Yorkshire Post (27/Sep/1930) - This World of Ours: Curiosities at Berry Brow Station

The following is a transcription of a historic newspaper article and may contain occasional errors. If the article was published prior to 1 June 1957, then the text is likely in the Public Domain.


Curiosities at Berry Brow Station.

Following the inquiry of a Whitkirk correspondent, who wished to know how certain stone models of locomotives come to be at Berry Brow railway station, I append the following:

There are two models, one being larger than the other. the smaller one, with coaches, was the work of Mr. Tom Stocks, Berry Brow, and the larger was done by Mr. J.C. Stocks, his son, in 1886. It happened that Mr. Tom Stocks was a great friend of Mr. McKie, the Berry Brow stationmaster, who took a price in beautifying the station by means of a rockery and strips of flower gardens; and so these locomotives, as well as certain carved heads, were gifts to the station.

This explanation of the stone locomotives differs in some form from one supplied by a gentleman of Huddersfield, viz.:

These locomotives were carved in 1884 by Mr. J.C. Stocks, a native of Berry Brow, who travels daily from this station to Bradford, where he is employed by his brother-in-law, Mr. Harry Dawson, the Bradford wool merchant, who is also a native of Berry Brow. Mr. Stocks was a young man when he did the work, and he was friendly with a porter at the station. Afterwards he earned quite a good reputation as a sculptor, and worked in all parts of the world. At present time he does little carving, but his work at Berry Brow Station, although slightly damaged by weather, shows that he was a craftsman of no mean ability.

Such are two interpretations of the story of the stone locomotives.

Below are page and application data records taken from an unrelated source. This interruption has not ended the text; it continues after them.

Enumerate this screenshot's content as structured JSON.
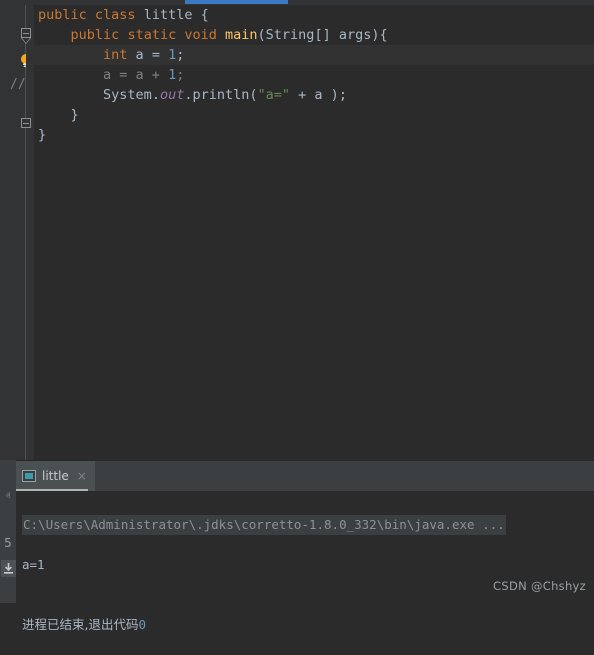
{
  "window": {
    "accent_color": "#3c79c4",
    "editor_bg": "#2b2b2b",
    "panel_bg": "#3c3f41"
  },
  "editor": {
    "gutter": {
      "intention_bulb_icon": "lightbulb-icon",
      "fold_open_icon": "fold-arrow-icon",
      "fold_close_icon": "fold-end-icon",
      "comment_marker": "//"
    },
    "lines": [
      {
        "id": 1,
        "current": false,
        "tokens": [
          {
            "t": "public",
            "c": "kw"
          },
          {
            "t": " ",
            "c": "pun"
          },
          {
            "t": "class",
            "c": "kw"
          },
          {
            "t": " ",
            "c": "pun"
          },
          {
            "t": "little",
            "c": "cls"
          },
          {
            "t": " ",
            "c": "pun"
          },
          {
            "t": "{",
            "c": "pun"
          }
        ]
      },
      {
        "id": 2,
        "current": false,
        "tokens": [
          {
            "t": "    ",
            "c": "pun"
          },
          {
            "t": "public",
            "c": "kw"
          },
          {
            "t": " ",
            "c": "pun"
          },
          {
            "t": "static",
            "c": "kw"
          },
          {
            "t": " ",
            "c": "pun"
          },
          {
            "t": "void",
            "c": "kw"
          },
          {
            "t": " ",
            "c": "pun"
          },
          {
            "t": "main",
            "c": "fn"
          },
          {
            "t": "(",
            "c": "pun"
          },
          {
            "t": "String",
            "c": "cls"
          },
          {
            "t": "[] ",
            "c": "pun"
          },
          {
            "t": "args",
            "c": "cls"
          },
          {
            "t": "){",
            "c": "pun"
          }
        ]
      },
      {
        "id": 3,
        "current": true,
        "tokens": [
          {
            "t": "        ",
            "c": "pun"
          },
          {
            "t": "int",
            "c": "kw"
          },
          {
            "t": " a ",
            "c": "pun"
          },
          {
            "t": "= ",
            "c": "pun"
          },
          {
            "t": "1",
            "c": "num"
          },
          {
            "t": ";",
            "c": "pun"
          }
        ]
      },
      {
        "id": 4,
        "current": false,
        "tokens": [
          {
            "t": "        ",
            "c": "pun"
          },
          {
            "t": "a = a + ",
            "c": "dim"
          },
          {
            "t": "1",
            "c": "num"
          },
          {
            "t": ";",
            "c": "dim"
          }
        ]
      },
      {
        "id": 5,
        "current": false,
        "tokens": [
          {
            "t": "        ",
            "c": "pun"
          },
          {
            "t": "System",
            "c": "cls"
          },
          {
            "t": ".",
            "c": "pun"
          },
          {
            "t": "out",
            "c": "fld"
          },
          {
            "t": ".",
            "c": "pun"
          },
          {
            "t": "println",
            "c": "cls"
          },
          {
            "t": "(",
            "c": "pun"
          },
          {
            "t": "\"a=\"",
            "c": "str"
          },
          {
            "t": " + a );",
            "c": "pun"
          }
        ]
      },
      {
        "id": 6,
        "current": false,
        "tokens": [
          {
            "t": "    ",
            "c": "pun"
          },
          {
            "t": "}",
            "c": "pun"
          }
        ]
      },
      {
        "id": 7,
        "current": false,
        "tokens": [
          {
            "t": "}",
            "c": "pun"
          }
        ]
      }
    ]
  },
  "console": {
    "tab": {
      "label": "little",
      "icon": "run-configuration-icon",
      "close_label": "×"
    },
    "tool_strip": {
      "up_icon": "ⱏ",
      "down_icon": "ⱟ",
      "line_number": "5",
      "download_icon": "soft-wrap-icon"
    },
    "output": {
      "command": "C:\\Users\\Administrator\\.jdks\\corretto-1.8.0_332\\bin\\java.exe ...",
      "program_output": "a=1",
      "blank_line": "",
      "exit_message": "进程已结束,退出代码",
      "exit_code": "0"
    }
  },
  "watermark": {
    "text": "CSDN @Chshyz"
  }
}
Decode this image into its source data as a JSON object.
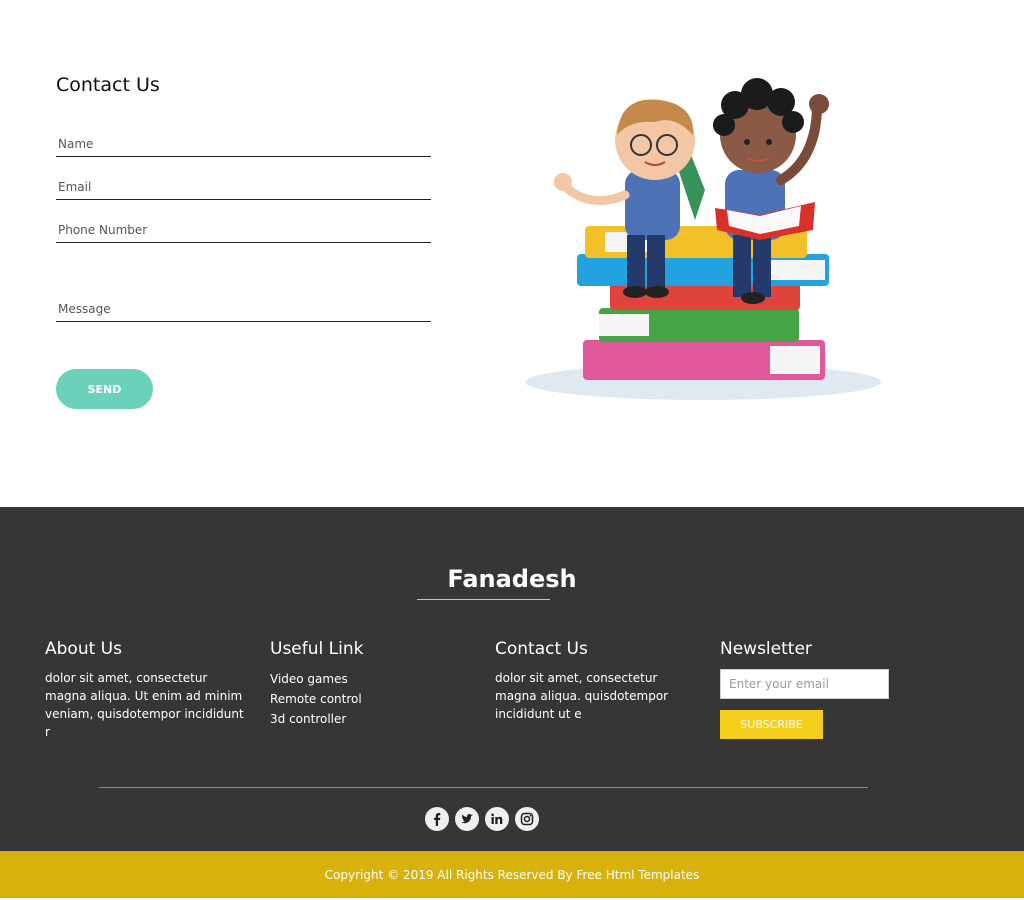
{
  "contact": {
    "title": "Contact Us",
    "fields": {
      "name": "Name",
      "email": "Email",
      "phone": "Phone Number",
      "message": "Message"
    },
    "send_label": "SEND"
  },
  "footer": {
    "brand": "Fanadesh",
    "about": {
      "title": "About Us",
      "text": "dolor sit amet, consectetur magna aliqua. Ut enim ad minim veniam, quisdotempor incididunt r"
    },
    "useful": {
      "title": "Useful Link",
      "links": [
        "Video games",
        "Remote control",
        "3d controller"
      ]
    },
    "contact": {
      "title": "Contact Us",
      "text": "dolor sit amet, consectetur magna aliqua. quisdotempor incididunt ut e"
    },
    "newsletter": {
      "title": "Newsletter",
      "placeholder": "Enter your email",
      "subscribe_label": "SUBSCRIBE"
    },
    "socials": [
      "facebook-icon",
      "twitter-icon",
      "linkedin-icon",
      "instagram-icon"
    ],
    "copyright": "Copyright © 2019 All Rights Reserved By Free Html Templates"
  },
  "colors": {
    "accent_teal": "#6bd1bb",
    "footer_bg": "#363636",
    "yellow": "#f5ce1c",
    "copyright_bg": "#d8b20a"
  }
}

Who carved the smaller locomotive? Was it with the stationmaster at Berry Brow or with the porter, that the friendship was maintained? Perhaps Mr. J.C. Stocks himself has the key to the riddle.